1. BE AWARE AND BE PRAGMATIC.
If your child has access to a mobile device that connects to the internet, they will see images of an adult nature, they will interact with people they don't know, and they will post images that you think are inappropriate. Filters, apps, privacy settings and safety features will mitigate risk considerably, but ultimately you're letting your child connect to billions of people, sometimes anonymously.
2. LET THEM KNOW THAT YOU WANT TO KEEP THEM SAFE.
Most children and teenagers will react the same way when you broach the subject of their phone or tablet. It's mine, it's private, none of your business etc. Let them know that you want to talk about safety and privacy, not control.

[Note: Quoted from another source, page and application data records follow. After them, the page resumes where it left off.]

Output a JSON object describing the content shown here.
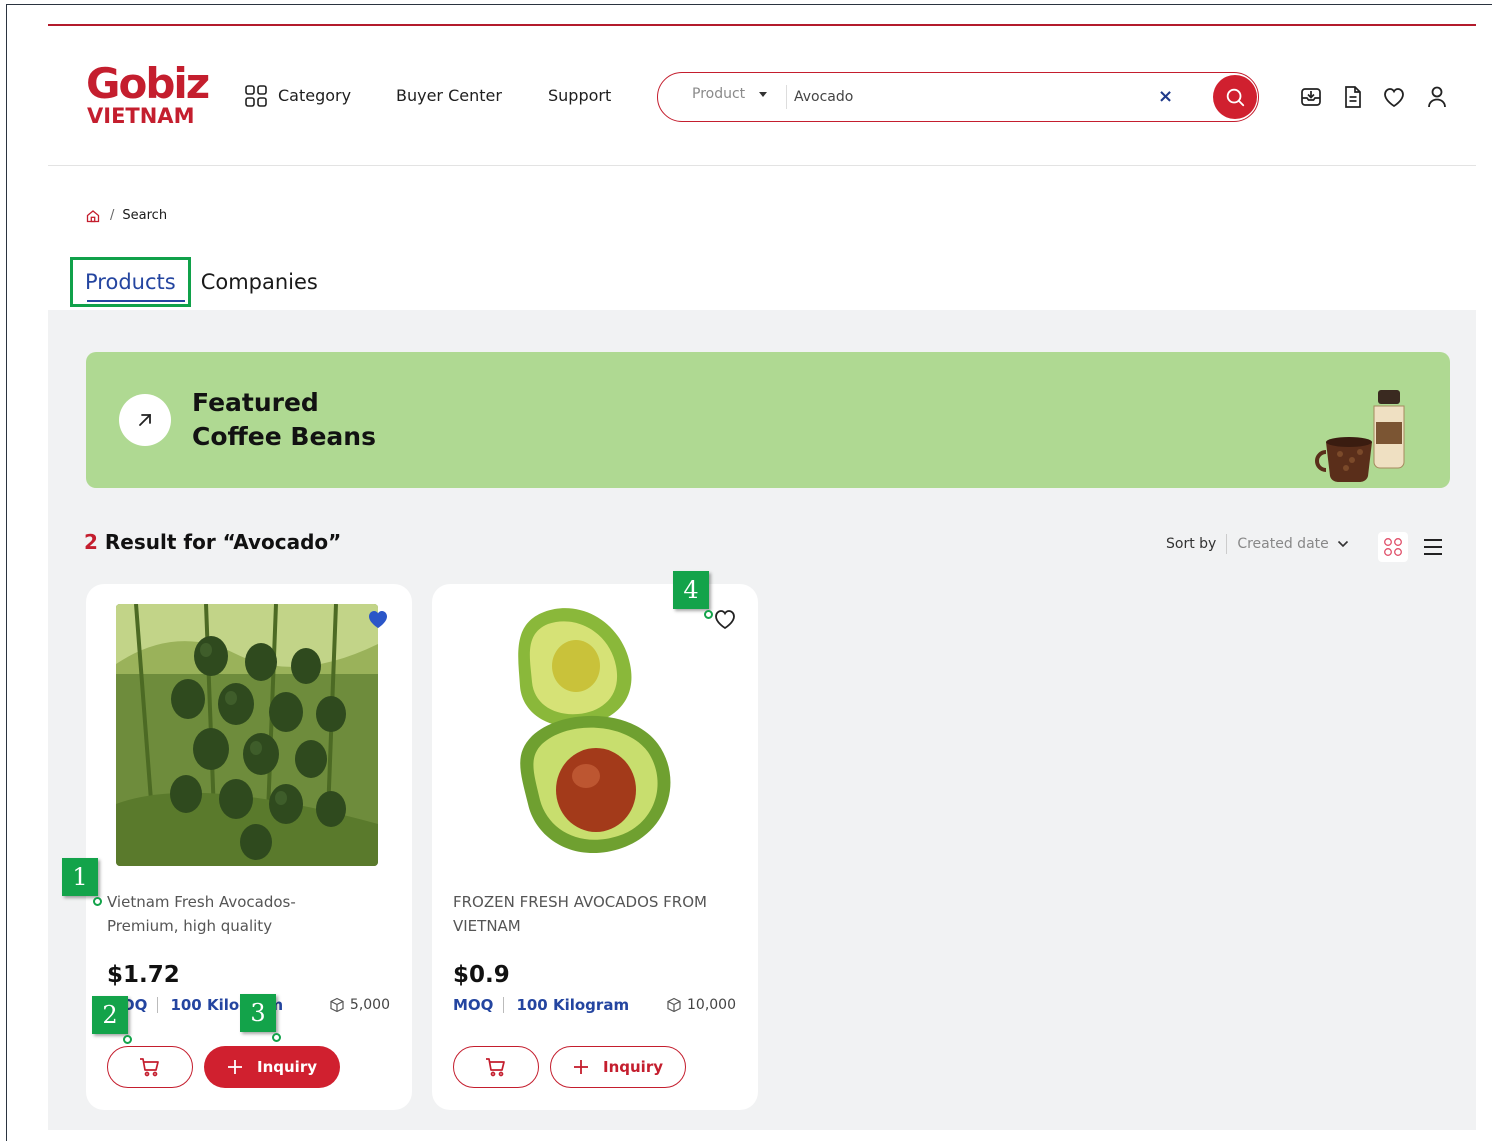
{
  "header": {
    "logo_top": "Gobiz",
    "logo_bottom": "VIETNAM",
    "nav": {
      "category": "Category",
      "buyer_center": "Buyer Center",
      "support": "Support"
    },
    "search": {
      "type_label": "Product",
      "value": "Avocado",
      "clear_glyph": "×"
    },
    "icons": [
      "inbox-download-icon",
      "document-icon",
      "heart-icon",
      "user-icon"
    ]
  },
  "breadcrumb": {
    "current": "Search"
  },
  "tabs": {
    "products": "Products",
    "companies": "Companies"
  },
  "banner": {
    "line1": "Featured",
    "line2": "Coffee Beans",
    "color": "#afd992"
  },
  "results": {
    "count": "2",
    "text": " Result for “Avocado”"
  },
  "sort": {
    "label": "Sort by",
    "value": "Created date"
  },
  "products": [
    {
      "name": "Vietnam Fresh Avocados- Premium, high quality",
      "price": "$1.72",
      "moq_label": "MOQ",
      "moq_value": "100 Kilogram",
      "stock": "5,000",
      "inquiry_label": "Inquiry",
      "favorited": true
    },
    {
      "name": "FROZEN FRESH AVOCADOS FROM VIETNAM",
      "price": "$0.9",
      "moq_label": "MOQ",
      "moq_value": "100 Kilogram",
      "stock": "10,000",
      "inquiry_label": "Inquiry",
      "favorited": false
    }
  ],
  "markers": [
    "1",
    "2",
    "3",
    "4"
  ],
  "colors": {
    "brand_red": "#c41e2e",
    "link_blue": "#2445a0",
    "marker_green": "#13a34a"
  }
}
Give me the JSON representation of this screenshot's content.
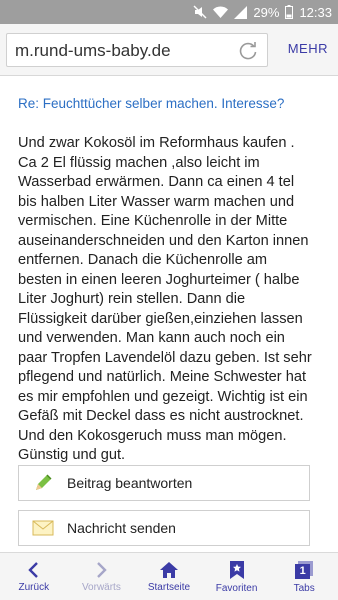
{
  "status": {
    "battery": "29%",
    "time": "12:33"
  },
  "browser": {
    "url": "m.rund-ums-baby.de",
    "menu_label": "MEHR"
  },
  "post": {
    "subject": "Re: Feuchttücher selber machen. Interesse?",
    "body": "Und zwar Kokosöl im Reformhaus kaufen .\nCa 2 El flüssig machen ,also leicht im\nWasserbad erwärmen. Dann ca einen 4 tel\nbis halben Liter Wasser warm machen und\nvermischen. Eine Küchenrolle in der Mitte\nauseinanderschneiden und den Karton innen\nentfernen. Danach die Küchenrolle am\nbesten in einen leeren Joghurteimer ( halbe\nLiter Joghurt) rein stellen. Dann die\nFlüssigkeit darüber gießen,einziehen lassen\nund verwenden. Man kann auch noch ein\npaar Tropfen Lavendelöl dazu geben. Ist sehr\npflegend und natürlich. Meine Schwester hat\nes mir empfohlen und gezeigt. Wichtig ist ein\nGefäß mit Deckel dass es nicht austrocknet.\nUnd den Kokosgeruch muss man mögen.\nGünstig und gut."
  },
  "actions": {
    "reply_label": "Beitrag beantworten",
    "message_label": "Nachricht senden"
  },
  "nav": {
    "back": "Zurück",
    "forward": "Vorwärts",
    "home": "Startseite",
    "favorites": "Favoriten",
    "tabs": "Tabs",
    "tabs_count": "1"
  },
  "colors": {
    "accent": "#3b3ba6",
    "link": "#2c6fc4",
    "status_bar": "#9e9e9e"
  }
}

3. TALK TO THEM ABOUT LEGAL IMPLICATIONS
Unless your child has bought the phone themselves, has it registered in their own name, and pays the bills, then the phone is your property. This means that you, the adult, are responsible for what comes into AND goes out of the device.
4. SET CLEAR GUIDELINES
Decide what is and is not appropriate behaviour for your child. These guidelines should include when and where they can use the device, which apps they're allowed to use, who they can and can't interact with.
5. MAKE SURE YOU KNOW ALL OF THEIR PASSWORDS AND ACCESS CODES
Would you let your son or daughter lock their room and never allow you in? The phone should be exactly the same. Make it a condition of having the device. It doesn't mean you'll be checking the phone every 10 mins.
6. KNOW YOUR (THEIR) APPS
Do you know what each and every app on your child's device does? If not, you definitely should. Take a quick look here to see our 4 most 'risky' apps for kids and teenagers. If you don't know what a particular apps is for, and would like some free help and advice, you can get in touch with us at any time!
7. TALK TO YOUR CHILDREN ABOUT ONLINE PRIVACY
The phone can feel like a very private part of a child's life, and a safe place to communicate with their group of friends and peers. But nothing online is ever private and teaching your children this will help stop them making potentially damaging mistakes as they grow older.
8. SET THE SAFETY AND PRIVACY SETTINGS YOURSELF
Most devices and apps have simple but effective safety and privacy settings. Even seemingly safe and popular apps like musical.ly have privacy settings that you should know how to activate. Our digital safety library contains video tutorials to help guide you through the most popular apps.
9. TALK TO YOUR CHILDREN ABOUT ONLINE 'STRANGER DANGER'
We teach our children about the dangers of talking to people they don't know in real life - we should be doing the same for online 'friends' and followers. There is absolutely no reason your child should be in contact with someone online that they have never met in real life - and they should never agree to meet someone in real life that they have met online.
10. TURN ON LOCATION SERVICES
This is a tough one, as it can seem like you're trying to spy on your child - which you most definitely aren't! For simple peace of mind, it's very reassuring to know that you can find out where your child is should something bad happen. It's also a great way to get them to come home on time! Just make sure you have the access details.
11. KEEP THE PHONES OUT OF THE BEDROOM AT NIGHT
Even though it's the holidays, there's no reason for a child to be online, unsupervised, in their bedroom at 11pm at night. If you're going to encounter sexting problems and bullying issues, this is when they'll occur.
12. WARN THEM ABOUT OVER-SHARING.
It's part of teenage life these days, but in many cases oversharing can have very long lasting repercussions. Talk to your children about what is ok and what is not ok to share, but make sure you see it from their point of view too!
You might decide that they have a small group of friends on social media, and that you're happy for them to post holiday snaps. Or, you might see that that they have 1000 followers on Instagram (your child does not know 1000 people) so posting bikini shots isn't something you want to allow. Remember, 90% of posted images are shared onwards.
If you do decide to check their device, you might see photos that shock you, bad language and adult content - especially if you have a teenager. So before you check, decide how you'll react and definitely don't over-react!